From Ringling Bros.-Barnum & Bailey circus come the sawdust stars to recreate the routines they play twice daily under the Big Top — artists like Cucciola, the midget rider; the Zoppes; Harold Alzana, who climbs an almost vertical wire; Lou Jacobs and his midget car; sad-faced Otto Griebling, Rix's Bears and the Maxellos.
As a technical tour de force, The Greatest Show on Earth defies description. Henry Wilcoxon's credit as associate producer, a job performed with his customary meticulousness, is implemented by his splendid playing of the detective who shadows Stewart. George Barnes, like the painters who for years have set up their easels on the circus grounds, photographs The Greatest Show on Earth with the affection of a man frankly in love with his subject. There's one wonderful shot of the circus tent billowing up into the shadowy sky, a highlight of a superlative job. Additional camerawork by J. Peverell Marley and Wallace Kelley rounds out this considerable achievement. The Technicolor consultation of Robert Brower, the unit direction of Arthur Rosson, and the special effects of Gordon Jennings, Paul Lerpae and Devereaux Jennings are expertly fashioned. Miles White's circus costumes and the gowns of Edith Head and Dorothy Jeakins are visualized with an eye for color and visual appeal. The enormously satisfying art direction is by Hal Pereira and Walter Tyler; the fascinating set decorations by Sam Comer and Ray Moyer. Richard Barstow's choreography, true to the circus tradition of emphasizing spectacle, is splendid. Victor Young, Ned Washington, John Ringling North, E. Ray Goetz, Henry Sullivan and John Murray Anderson are credited with the lilting songs that play parts in the performance, and Victor Young's musical direction is accomplished with his usual deft hand. Anne Bauchens' editing, an enormous task, is accomplished with her unerring capacity for projecting DeMille at his very best.

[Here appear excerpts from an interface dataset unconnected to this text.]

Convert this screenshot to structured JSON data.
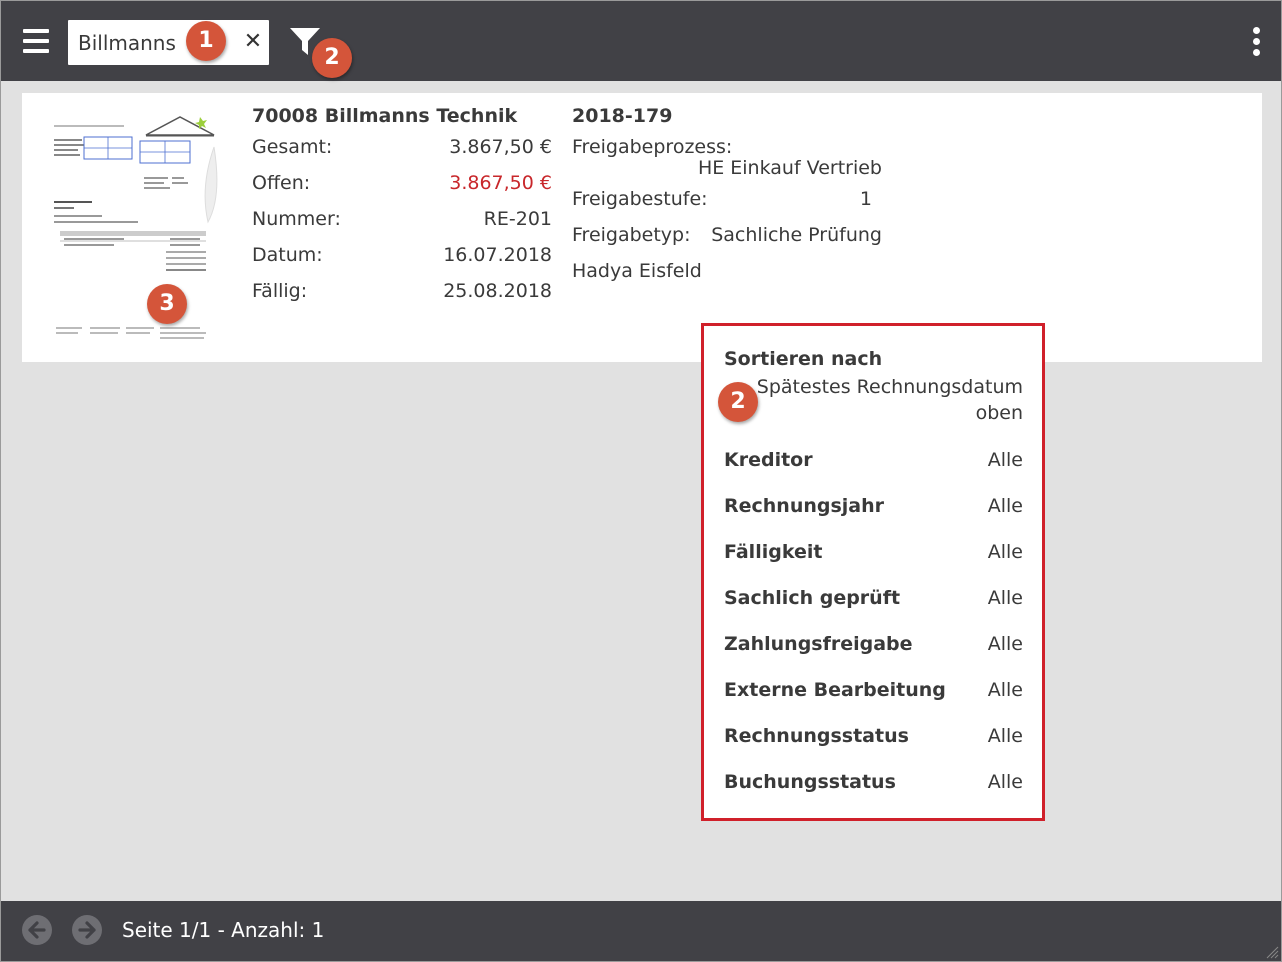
{
  "search": {
    "value": "Billmanns"
  },
  "badges": {
    "search": "1",
    "filter": "2",
    "thumbnail": "3",
    "panel": "2"
  },
  "invoice": {
    "title": "70008 Billmanns Technik",
    "rows": [
      {
        "label": "Gesamt:",
        "value": "3.867,50 €"
      },
      {
        "label": "Offen:",
        "value": "3.867,50 €"
      },
      {
        "label": "Nummer:",
        "value": "RE-201"
      },
      {
        "label": "Datum:",
        "value": "16.07.2018"
      },
      {
        "label": "Fällig:",
        "value": "25.08.2018"
      }
    ],
    "ref_title": "2018-179",
    "approval_process_label": "Freigabeprozess:",
    "approval_process_value": "HE Einkauf Vertrieb",
    "approval_level_label": "Freigabestufe:",
    "approval_level_value": "1",
    "approval_type_label": "Freigabetyp:",
    "approval_type_value": "Sachliche Prüfung",
    "approver": "Hadya Eisfeld"
  },
  "filter_panel": {
    "sort_label": "Sortieren nach",
    "sort_value": "Spätestes Rechnungsdatum oben",
    "filters": [
      {
        "label": "Kreditor",
        "value": "Alle"
      },
      {
        "label": "Rechnungsjahr",
        "value": "Alle"
      },
      {
        "label": "Fälligkeit",
        "value": "Alle"
      },
      {
        "label": "Sachlich geprüft",
        "value": "Alle"
      },
      {
        "label": "Zahlungsfreigabe",
        "value": "Alle"
      },
      {
        "label": "Externe Bearbeitung",
        "value": "Alle"
      },
      {
        "label": "Rechnungsstatus",
        "value": "Alle"
      },
      {
        "label": "Buchungsstatus",
        "value": "Alle"
      }
    ]
  },
  "pagination": {
    "info": "Seite 1/1 - Anzahl: 1"
  },
  "colors": {
    "bar": "#414146",
    "background": "#e1e1e1",
    "badge": "#d4553a",
    "open_amount": "#c8272b",
    "panel_border": "#d0202a"
  }
}
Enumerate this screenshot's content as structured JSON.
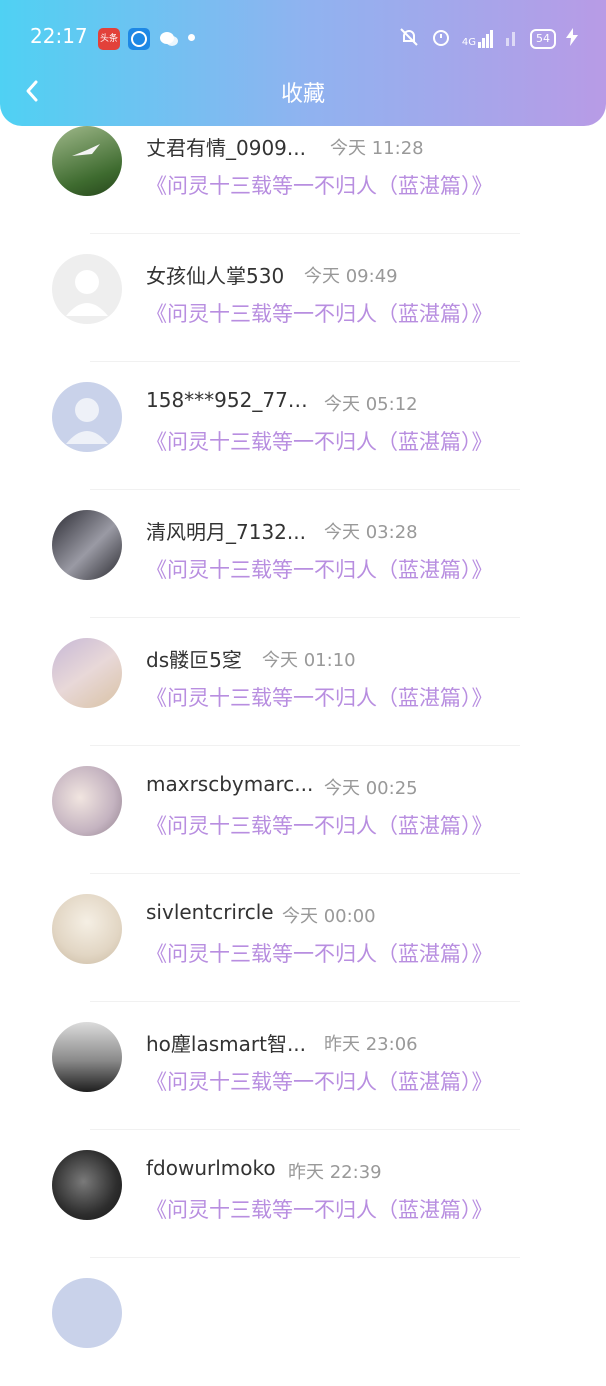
{
  "status_bar": {
    "time": "22:17",
    "app_badge": "头条",
    "signal_label": "4G",
    "battery": "54"
  },
  "header": {
    "title": "收藏"
  },
  "items": [
    {
      "name": "丈君有情_0909...",
      "time": "今天 11:28",
      "link": "《问灵十三载等一不归人（蓝湛篇）》"
    },
    {
      "name": "女孩仙人掌530",
      "time": "今天 09:49",
      "link": "《问灵十三载等一不归人（蓝湛篇）》"
    },
    {
      "name": "158***952_771...",
      "time": "今天 05:12",
      "link": "《问灵十三载等一不归人（蓝湛篇）》"
    },
    {
      "name": "清风明月_7132...",
      "time": "今天 03:28",
      "link": "《问灵十三载等一不归人（蓝湛篇）》"
    },
    {
      "name": "ds髅叵5窆",
      "time": "今天 01:10",
      "link": "《问灵十三载等一不归人（蓝湛篇）》"
    },
    {
      "name": "maxrscbymarc...",
      "time": "今天 00:25",
      "link": "《问灵十三载等一不归人（蓝湛篇）》"
    },
    {
      "name": "sivlentcrircle",
      "time": "今天 00:00",
      "link": "《问灵十三载等一不归人（蓝湛篇）》"
    },
    {
      "name": "ho塵lasmart智...",
      "time": "昨天 23:06",
      "link": "《问灵十三载等一不归人（蓝湛篇）》"
    },
    {
      "name": "fdowurlmoko",
      "time": "昨天 22:39",
      "link": "《问灵十三载等一不归人（蓝湛篇）》"
    }
  ]
}
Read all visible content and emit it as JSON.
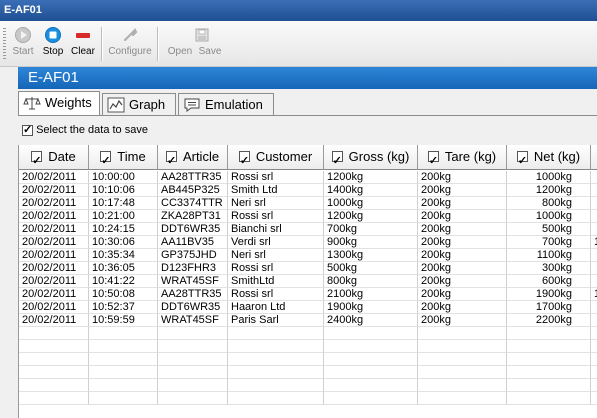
{
  "window": {
    "title": "E-AF01"
  },
  "toolbar": {
    "start": "Start",
    "stop": "Stop",
    "clear": "Clear",
    "configure": "Configure",
    "open": "Open",
    "save": "Save"
  },
  "header": {
    "title": "E-AF01"
  },
  "tabs": [
    {
      "label": "Weights",
      "icon": "scale-icon"
    },
    {
      "label": "Graph",
      "icon": "graph-icon"
    },
    {
      "label": "Emulation",
      "icon": "speech-bubble-icon"
    }
  ],
  "save_option": {
    "label": "Select the data to save",
    "checked": true
  },
  "table": {
    "columns": [
      "Date",
      "Time",
      "Article",
      "Customer",
      "Gross (kg)",
      "Tare (kg)",
      "Net (kg)"
    ],
    "rows": [
      [
        "20/02/2011",
        "10:00:00",
        "AA28TTR35",
        "Rossi srl",
        "1200kg",
        "200kg",
        "1000kg",
        ""
      ],
      [
        "20/02/2011",
        "10:10:06",
        "AB445P325",
        "Smith Ltd",
        "1400kg",
        "200kg",
        "1200kg",
        ""
      ],
      [
        "20/02/2011",
        "10:17:48",
        "CC3374TTR",
        "Neri srl",
        "1000kg",
        "200kg",
        "800kg",
        ""
      ],
      [
        "20/02/2011",
        "10:21:00",
        "ZKA28PT31",
        "Rossi srl",
        "1200kg",
        "200kg",
        "1000kg",
        ""
      ],
      [
        "20/02/2011",
        "10:24:15",
        "DDT6WR35",
        "Bianchi srl",
        "700kg",
        "200kg",
        "500kg",
        ""
      ],
      [
        "20/02/2011",
        "10:30:06",
        "AA11BV35",
        "Verdi srl",
        "900kg",
        "200kg",
        "700kg",
        "1"
      ],
      [
        "20/02/2011",
        "10:35:34",
        "GP375JHD",
        "Neri srl",
        "1300kg",
        "200kg",
        "1100kg",
        ""
      ],
      [
        "20/02/2011",
        "10:36:05",
        "D123FHR3",
        "Rossi srl",
        "500kg",
        "200kg",
        "300kg",
        ""
      ],
      [
        "20/02/2011",
        "10:41:22",
        "WRAT45SF",
        "SmithLtd",
        "800kg",
        "200kg",
        "600kg",
        ""
      ],
      [
        "20/02/2011",
        "10:50:08",
        "AA28TTR35",
        "Rossi srl",
        "2100kg",
        "200kg",
        "1900kg",
        "1"
      ],
      [
        "20/02/2011",
        "10:52:37",
        "DDT6WR35",
        "Haaron Ltd",
        "1900kg",
        "200kg",
        "1700kg",
        ""
      ],
      [
        "20/02/2011",
        "10:59:59",
        "WRAT45SF",
        "Paris Sarl",
        "2400kg",
        "200kg",
        "2200kg",
        ""
      ]
    ]
  },
  "colors": {
    "title_bar": "#1f4f93",
    "header_bar": "#1f78cc",
    "stop_blue": "#1a8fe0",
    "clear_red": "#d92a2a"
  }
}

And in the long roster of credits stands the notation, "produced with the cooperation of Ringling Bros.-Barnum & Bailey Circus." To America, this means the peak of circus entertainment, a show that has become a part of the country's history. Without its traditions, experience, its personnel, The Greatest Show on Earth might not have been possible, certainly never on the scale achieved.
No merger in the theatrical world has ever come off more stunningly than this meeting of two giants of entertainment — the Ringling Bros.-Barnum & Bailey Circus and Cecil B. DeMille. — David Hanna, originally published on Jan. 2, 1952